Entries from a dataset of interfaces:
***
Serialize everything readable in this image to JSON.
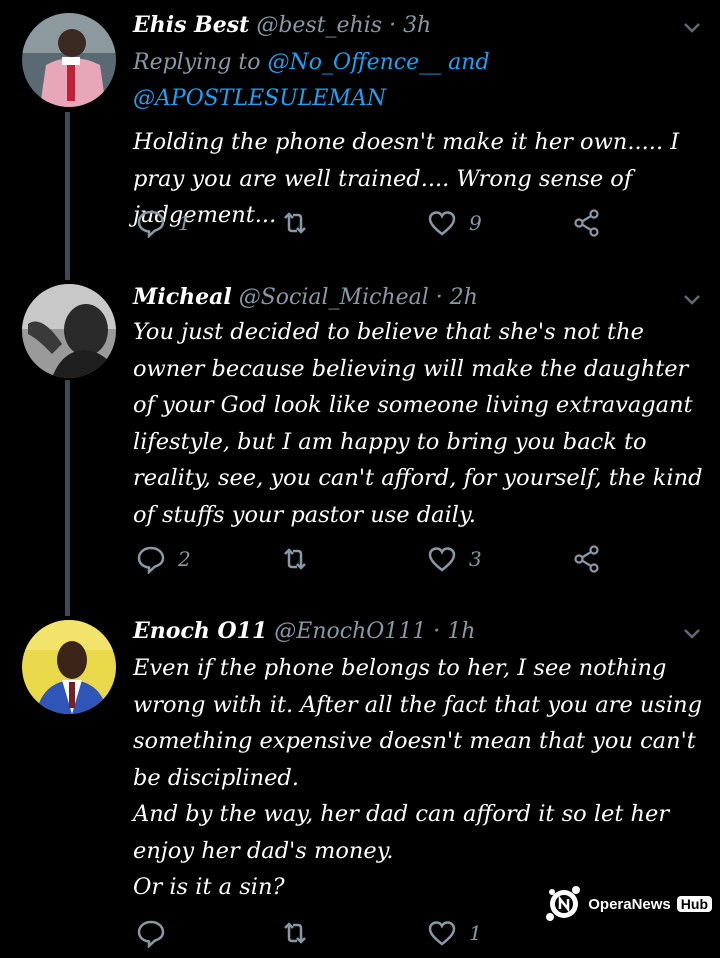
{
  "tweets": [
    {
      "name": "Ehis Best",
      "handle": "@best_ehis",
      "separator": "·",
      "time": "3h",
      "replying_prefix": "Replying to",
      "mention_1": "@No_Offence__",
      "mention_joiner": "and",
      "mention_2": "@APOSTLESULEMAN",
      "body": "Holding the phone doesn't make it her own..... I pray you are well trained.... Wrong sense of judgement...",
      "reply_count": "1",
      "retweet_count": "",
      "like_count": "9"
    },
    {
      "name": "Micheal",
      "handle": "@Social_Micheal",
      "separator": "·",
      "time": "2h",
      "body": "You just decided to believe that she's not the owner because believing will make the daughter of your God look like someone living extravagant lifestyle, but I am happy to bring you back to reality,  see, you can't afford, for yourself, the kind of stuffs your pastor use daily.",
      "reply_count": "2",
      "retweet_count": "",
      "like_count": "3"
    },
    {
      "name": "Enoch O11",
      "handle": "@EnochO111",
      "separator": "·",
      "time": "1h",
      "body": "Even if the phone belongs to her, I see nothing wrong with it. After all the fact that you are using something expensive doesn't mean that you can't be disciplined.\nAnd by the way, her dad can afford it so let her enjoy her dad's money.\nOr is it a sin?",
      "reply_count": "",
      "retweet_count": "",
      "like_count": "1"
    }
  ],
  "watermark": {
    "text": "OperaNews",
    "hub": "Hub"
  },
  "colors": {
    "background": "#000000",
    "secondary_text": "#8899a6",
    "link": "#1da1f2",
    "thread_line": "#3d4a55"
  },
  "icons": [
    "reply-icon",
    "retweet-icon",
    "like-icon",
    "share-icon",
    "chevron-down-icon"
  ]
}
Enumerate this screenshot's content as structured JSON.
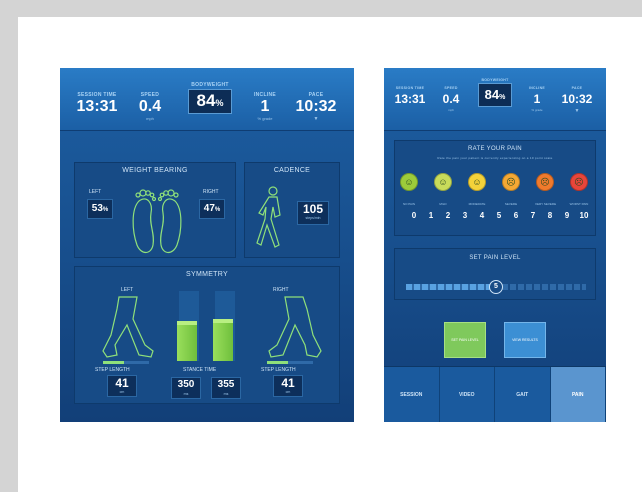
{
  "screen_a": {
    "header": {
      "session_time": {
        "label": "SESSION TIME",
        "value": "13:31"
      },
      "speed": {
        "label": "SPEED",
        "value": "0.4",
        "unit": "mph"
      },
      "bodyweight": {
        "label": "BODYWEIGHT",
        "value": "84",
        "unit": "%"
      },
      "incline": {
        "label": "INCLINE",
        "value": "1",
        "unit": "% grade"
      },
      "pace": {
        "label": "PACE",
        "value": "10:32"
      }
    },
    "weight_bearing": {
      "title": "WEIGHT BEARING",
      "left_label": "LEFT",
      "left_value": "53",
      "left_unit": "%",
      "right_label": "RIGHT",
      "right_value": "47",
      "right_unit": "%"
    },
    "cadence": {
      "title": "CADENCE",
      "value": "105",
      "unit": "steps/min"
    },
    "symmetry": {
      "title": "SYMMETRY",
      "left_label": "LEFT",
      "right_label": "RIGHT",
      "left_step_label": "STEP LENGTH",
      "left_step_value": "41",
      "left_step_unit": "cm",
      "right_step_label": "STEP LENGTH",
      "right_step_value": "41",
      "right_step_unit": "cm",
      "stance_label": "STANCE TIME",
      "stance_left": "350",
      "stance_left_unit": "ms",
      "stance_right": "355",
      "stance_right_unit": "ms",
      "left_bar_fill": 0.45,
      "right_bar_fill": 0.45
    }
  },
  "screen_b": {
    "header": {
      "session_time": {
        "label": "SESSION TIME",
        "value": "13:31"
      },
      "speed": {
        "label": "SPEED",
        "value": "0.4",
        "unit": "mph"
      },
      "bodyweight": {
        "label": "BODYWEIGHT",
        "value": "84",
        "unit": "%"
      },
      "incline": {
        "label": "INCLINE",
        "value": "1",
        "unit": "% grade"
      },
      "pace": {
        "label": "PACE",
        "value": "10:32"
      }
    },
    "pain": {
      "title": "RATE YOUR PAIN",
      "subtitle": "Rate the pain your patient is currently experiencing on a 10 point scale",
      "face_labels": [
        "NO PAIN",
        "MILD",
        "MODERATE",
        "SEVERE",
        "VERY SEVERE",
        "WORST PAIN"
      ],
      "numbers": [
        "0",
        "1",
        "2",
        "3",
        "4",
        "5",
        "6",
        "7",
        "8",
        "9",
        "10"
      ],
      "face_colors": [
        "#9ccc3a",
        "#c8dc5a",
        "#f4d23a",
        "#f5a834",
        "#f07a2c",
        "#e8453a"
      ]
    },
    "set_pain": {
      "title": "SET PAIN LEVEL",
      "value": "5",
      "max": 10
    },
    "buttons": {
      "set_pain": "SET PAIN LEVEL",
      "view_results": "VIEW RESULTS"
    },
    "tabs": [
      "SESSION",
      "VIDEO",
      "GAIT",
      "PAIN"
    ],
    "active_tab": "PAIN"
  }
}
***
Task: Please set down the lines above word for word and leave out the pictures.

Answer to this problem:
Serialize everything readable in this image to JSON.
{
  "tweets": [
    {
      "name": "Ehis Best",
      "handle": "@best_ehis",
      "separator": "·",
      "time": "3h",
      "replying_prefix": "Replying to",
      "mention_1": "@No_Offence__",
      "mention_joiner": "and",
      "mention_2": "@APOSTLESULEMAN",
      "body": "Holding the phone doesn't make it her own..... I pray you are well trained.... Wrong sense of judgement...",
      "reply_count": "1",
      "retweet_count": "",
      "like_count": "9"
    },
    {
      "name": "Micheal",
      "handle": "@Social_Micheal",
      "separator": "·",
      "time": "2h",
      "body": "You just decided to believe that she's not the owner because believing will make the daughter of your God look like someone living extravagant lifestyle, but I am happy to bring you back to reality,  see, you can't afford, for yourself, the kind of stuffs your pastor use daily.",
      "reply_count": "2",
      "retweet_count": "",
      "like_count": "3"
    },
    {
      "name": "Enoch O11",
      "handle": "@EnochO111",
      "separator": "·",
      "time": "1h",
      "body": "Even if the phone belongs to her, I see nothing wrong with it. After all the fact that you are using something expensive doesn't mean that you can't be disciplined.\nAnd by the way, her dad can afford it so let her enjoy her dad's money.\nOr is it a sin?",
      "reply_count": "",
      "retweet_count": "",
      "like_count": "1"
    }
  ],
  "watermark": {
    "text": "OperaNews",
    "hub": "Hub"
  },
  "colors": {
    "background": "#000000",
    "secondary_text": "#8899a6",
    "link": "#1da1f2",
    "thread_line": "#3d4a55"
  },
  "icons": [
    "reply-icon",
    "retweet-icon",
    "like-icon",
    "share-icon",
    "chevron-down-icon"
  ]
}
Enumerate this screenshot's content as structured JSON.
{
  "screen_a": {
    "header": {
      "session_time": {
        "label": "SESSION TIME",
        "value": "13:31"
      },
      "speed": {
        "label": "SPEED",
        "value": "0.4",
        "unit": "mph"
      },
      "bodyweight": {
        "label": "BODYWEIGHT",
        "value": "84",
        "unit": "%"
      },
      "incline": {
        "label": "INCLINE",
        "value": "1",
        "unit": "% grade"
      },
      "pace": {
        "label": "PACE",
        "value": "10:32"
      }
    },
    "weight_bearing": {
      "title": "WEIGHT BEARING",
      "left_label": "LEFT",
      "left_value": "53",
      "left_unit": "%",
      "right_label": "RIGHT",
      "right_value": "47",
      "right_unit": "%"
    },
    "cadence": {
      "title": "CADENCE",
      "value": "105",
      "unit": "steps/min"
    },
    "symmetry": {
      "title": "SYMMETRY",
      "left_label": "LEFT",
      "right_label": "RIGHT",
      "left_step_label": "STEP LENGTH",
      "left_step_value": "41",
      "left_step_unit": "cm",
      "right_step_label": "STEP LENGTH",
      "right_step_value": "41",
      "right_step_unit": "cm",
      "stance_label": "STANCE TIME",
      "stance_left": "350",
      "stance_left_unit": "ms",
      "stance_right": "355",
      "stance_right_unit": "ms",
      "left_bar_fill": 0.45,
      "right_bar_fill": 0.45
    }
  },
  "screen_b": {
    "header": {
      "session_time": {
        "label": "SESSION TIME",
        "value": "13:31"
      },
      "speed": {
        "label": "SPEED",
        "value": "0.4",
        "unit": "mph"
      },
      "bodyweight": {
        "label": "BODYWEIGHT",
        "value": "84",
        "unit": "%"
      },
      "incline": {
        "label": "INCLINE",
        "value": "1",
        "unit": "% grade"
      },
      "pace": {
        "label": "PACE",
        "value": "10:32"
      }
    },
    "pain": {
      "title": "RATE YOUR PAIN",
      "subtitle": "Rate the pain your patient is currently experiencing on a 10 point scale",
      "face_labels": [
        "NO PAIN",
        "MILD",
        "MODERATE",
        "SEVERE",
        "VERY SEVERE",
        "WORST PAIN"
      ],
      "numbers": [
        "0",
        "1",
        "2",
        "3",
        "4",
        "5",
        "6",
        "7",
        "8",
        "9",
        "10"
      ],
      "face_colors": [
        "#9ccc3a",
        "#c8dc5a",
        "#f4d23a",
        "#f5a834",
        "#f07a2c",
        "#e8453a"
      ]
    },
    "set_pain": {
      "title": "SET PAIN LEVEL",
      "value": "5",
      "max": 10
    },
    "buttons": {
      "set_pain": "SET PAIN LEVEL",
      "view_results": "VIEW RESULTS"
    },
    "tabs": [
      "SESSION",
      "VIDEO",
      "GAIT",
      "PAIN"
    ],
    "active_tab": "PAIN"
  }
}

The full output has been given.